A hotel like no other at the Palace of Versailles
It was a gilded symbol of monarchical opulence in pre-revolutionary France, but the Palace of Versailles has fallen upon hard times, now forcing it to open a hotel to raise revenue.
More than seven million people visit the state-owned palace and its celebrated Hall of Mirrors each year. But while visitor numbers have more than doubled in a decade, successive governments have slashed funding.
To make up the shortfall, the palace is inviting bids from private companies to create and run the hotel in three 17th-century mansions around 100 yards from the main building.
"There will be no other hotel in the world like this one," said a palace spokesman.
"This is an emblem of French history and a cultural landmark. It will be an authentically royal experience."
State funding for the palace has been cut from €47.4m in 2013 to €40.5m this year, and some of the royal apartments are overdue for renovation.
Tenders for a 60-year hotel concession on the Grand Controle, Petit Controle and Pavillon buildings will close on September 14.

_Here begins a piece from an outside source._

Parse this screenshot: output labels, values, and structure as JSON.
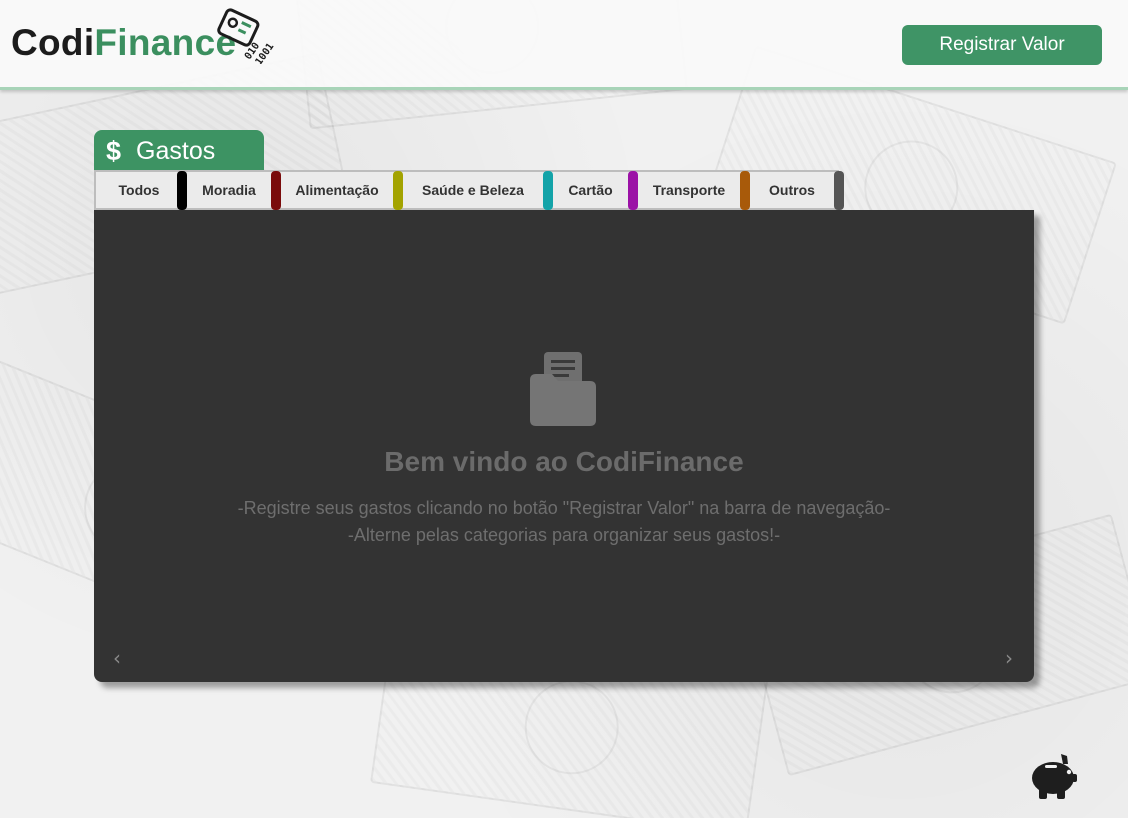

When the Hotel de l'Orangerie, as it has tentatively been named, is completed, it will let overnight guests eat cake, drink champagne and stroll in the royal gardens for the first time in 300 years.